(Excerpts from an interface dataset)
◇ ◇ ◇ ◇ ◇ ◇ ◇

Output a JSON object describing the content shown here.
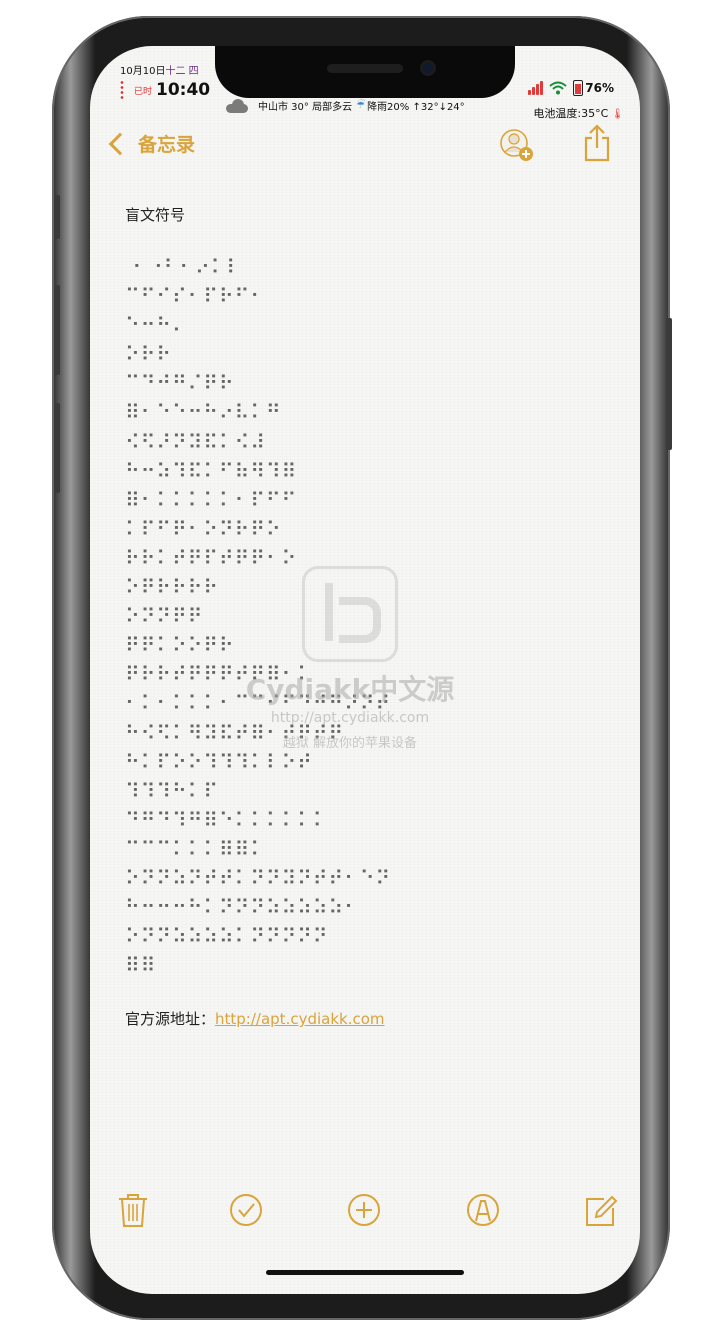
{
  "status_bar": {
    "date": "10月10日",
    "lunar": "十二",
    "weekday": "四",
    "lock_label": "已时",
    "time": "10:40",
    "weather_text": "中山市 30° 局部多云",
    "rain_text": "降雨20% ↑32°↓24°",
    "battery": "76%",
    "battery_temp": "电池温度:35°C"
  },
  "nav": {
    "back_label": "备忘录"
  },
  "note": {
    "title": "盲文符号",
    "braille_lines": [
      " ⠂⠐⠃⠂⠔⠅⠇",
      "⠉⠋⠊⠎⠂⠏⠗⠋⠂",
      "⠑⠒⠓⠄",
      "⠕⠗⠗",
      "⠉⠙⠚⠛⠌⠟⠗",
      "⠿⠂⠑⠑⠒⠓⠔⠧⠅⠛",
      "⠪⠫⠜⠝⠽⠯⠅⠪⠼",
      "⠓⠒⠵⠹⠯⠅⠋⠷⠻⠹⠿",
      "⠿⠂⠅⠅⠅⠅⠅⠂⠏⠋⠋",
      "⠅⠏⠋⠟⠂⠕⠝⠗⠟⠕",
      "⠗⠗⠅⠞⠟⠏⠞⠟⠟⠂⠕",
      "⠕⠟⠗⠗⠗⠗",
      "⠕⠝⠝⠟⠟",
      "⠟⠟⠅⠕⠕⠟⠗",
      "⠟⠗⠗⠞⠟⠟⠟⠞⠟⠿⠂⠅",
      "⠂⠅⠂⠅⠅⠅⠂⠉⠉⠊⠋⠙⠚⠛⠜⠝⠞",
      "⠓⠪⠫⠅⠻⠽⠯⠞⠿⠂⠞⠟⠞⠟",
      "⠓⠅⠏⠕⠕⠹⠹⠹⠅⠇⠕⠞",
      "⠹⠹⠹⠓⠅⠏",
      "⠙⠛⠙⠹⠛⠿⠑⠅⠅⠅⠅⠅⠅",
      "⠉⠉⠉⠅⠅⠅⠿⠿⠅",
      "⠕⠝⠝⠵⠝⠞⠞⠅⠝⠝⠽⠝⠞⠞⠂⠑⠝",
      "⠓⠒⠒⠒⠓⠅⠝⠝⠝⠵⠵⠵⠵⠵⠂",
      "⠕⠝⠝⠵⠵⠵⠵⠅⠝⠝⠝⠝⠝",
      "⠿⠿"
    ],
    "url_label": "官方源地址：",
    "url": "http://apt.cydiakk.com"
  },
  "watermark": {
    "title": "Cydiakk中文源",
    "url": "http://apt.cydiakk.com",
    "slogan": "越狱 解放你的苹果设备"
  },
  "toolbar": {
    "items": [
      "trash-icon",
      "checklist-icon",
      "add-icon",
      "markup-icon",
      "compose-icon"
    ]
  },
  "colors": {
    "accent": "#d9a43b",
    "background": "#f6f6f4"
  }
}
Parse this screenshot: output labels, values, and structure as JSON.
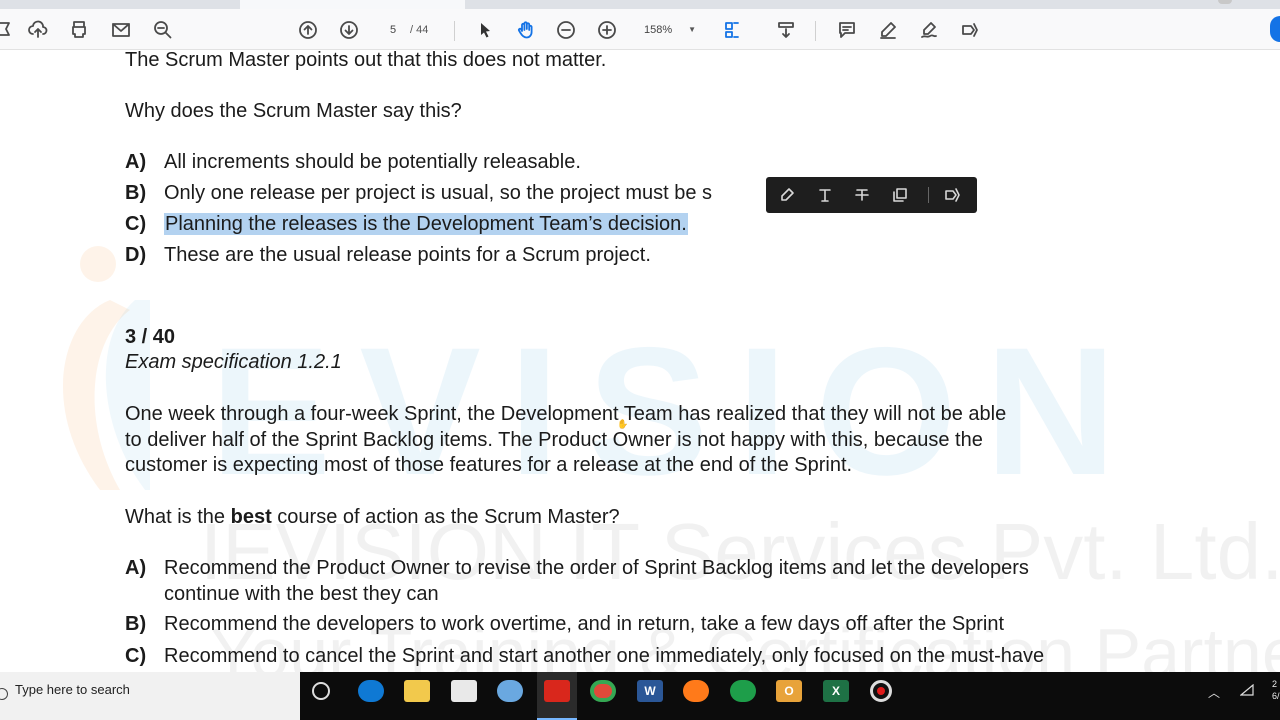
{
  "viewer": {
    "current_page": "5",
    "total_pages": "/ 44",
    "zoom": "158%"
  },
  "document": {
    "line_intro": "The Scrum Master points out that this does not matter.",
    "q2_question": "Why does the Scrum Master say this?",
    "q2_options": [
      {
        "letter": "A)",
        "text": "All increments should be potentially releasable."
      },
      {
        "letter": "B)",
        "text": "Only one release per project is usual, so the project must be s"
      },
      {
        "letter": "C)",
        "text": "Planning the releases is the Development Team’s decision."
      },
      {
        "letter": "D)",
        "text": "These are the usual release points for a Scrum project."
      }
    ],
    "q3_number": "3 / 40",
    "q3_spec": "Exam specification 1.2.1",
    "q3_body": [
      "One week through a four-week Sprint, the Development Team has realized that they will not be able",
      "to deliver half of the Sprint Backlog items. The Product Owner is not happy with this, because the",
      "customer is expecting most of those features for a release at the end of the Sprint."
    ],
    "q3_question_pre": "What is the ",
    "q3_question_bold": "best",
    "q3_question_post": " course of action as the Scrum Master?",
    "q3_options": [
      {
        "letter": "A)",
        "line1": "Recommend the Product Owner to revise the order of Sprint Backlog items and let the developers",
        "line2": "continue with the best they can"
      },
      {
        "letter": "B)",
        "line1": "Recommend the developers to work overtime, and in return, take a few days off after the Sprint"
      },
      {
        "letter": "C)",
        "line1": "Recommend to cancel the Sprint and start another one immediately, only focused on the must-have"
      }
    ],
    "watermark": {
      "big": "EVISION",
      "line1": "IEVISION IT Services Pvt. Ltd.",
      "line2": "Your Training & Certification Partner"
    }
  },
  "taskbar": {
    "search_placeholder": "Type here to search",
    "clock": "2\n6/"
  },
  "colors": {
    "highlight": "#b3d2f0",
    "accent": "#1473e6",
    "watermark_blue": "#3aa0d8"
  }
}
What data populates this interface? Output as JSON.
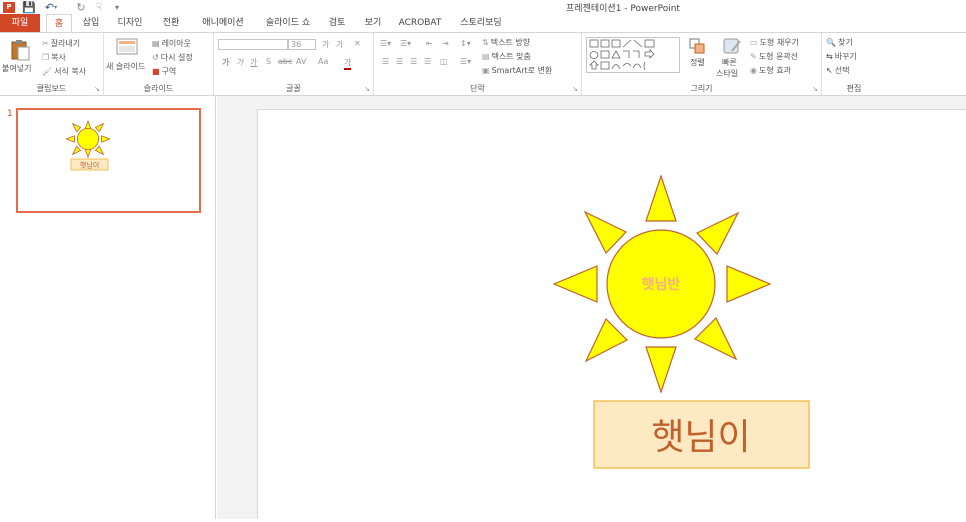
{
  "app": {
    "title": "프레젠테이션1 - PowerPoint",
    "icon_text": "P"
  },
  "quick_access": [
    "save-icon",
    "undo-icon",
    "redo-icon",
    "touch-mode-icon",
    "customize-icon"
  ],
  "tabs": [
    "파일",
    "홈",
    "삽입",
    "디자인",
    "전환",
    "애니메이션",
    "슬라이드 쇼",
    "검토",
    "보기",
    "ACROBAT",
    "스토리보딩"
  ],
  "active_tab": "홈",
  "ribbon": {
    "clipboard": {
      "paste": "붙여넣기",
      "cut": "잘라내기",
      "copy": "복사",
      "format_painter": "서식 복사",
      "label": "클립보드"
    },
    "slides": {
      "new_slide": "새 슬라이드",
      "layout": "레이아웃",
      "reset": "다시 설정",
      "section": "구역",
      "label": "슬라이드"
    },
    "font": {
      "font_name": "",
      "font_size": "36",
      "grow": "가",
      "shrink": "가",
      "bold": "가",
      "italic": "가",
      "underline": "가",
      "shadow": "S",
      "strike": "abc",
      "spacing": "AV",
      "case": "Aa",
      "color": "가",
      "label": "글꼴"
    },
    "paragraph": {
      "text_direction": "텍스트 방향",
      "align_text": "텍스트 맞춤",
      "smartart": "SmartArt로 변환",
      "label": "단락"
    },
    "drawing": {
      "arrange": "정렬",
      "quick_styles_line1": "빠른",
      "quick_styles_line2": "스타일",
      "shape_fill": "도형 채우기",
      "shape_outline": "도형 윤곽선",
      "shape_effects": "도형 효과",
      "label": "그리기"
    },
    "editing": {
      "find": "찾기",
      "replace": "바꾸기",
      "select": "선택",
      "label": "편집"
    }
  },
  "slides_pane": {
    "slide_number": "1",
    "thumb_sun_text": "",
    "thumb_box_text": "햇님이"
  },
  "slide": {
    "sun_text": "햇님반",
    "box_text": "햇님이"
  },
  "colors": {
    "accent": "#d24726",
    "sun_fill": "#ffff00",
    "sun_outline": "#c0612b",
    "sun_text": "#f4b183",
    "box_fill": "#fde9c2",
    "box_outline": "#f2b533",
    "box_text": "#c0612b",
    "thumb_border": "#e46c4a"
  }
}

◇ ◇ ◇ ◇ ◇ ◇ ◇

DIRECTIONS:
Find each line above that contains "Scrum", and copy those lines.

ANSWER SECTION:
    "line_intro": "The Scrum Master points out that this does not matter.",
    "q2_question": "Why does the Scrum Master say this?",
        "text": "These are the usual release points for a Scrum project."
    "q3_question_post": " course of action as the Scrum Master?",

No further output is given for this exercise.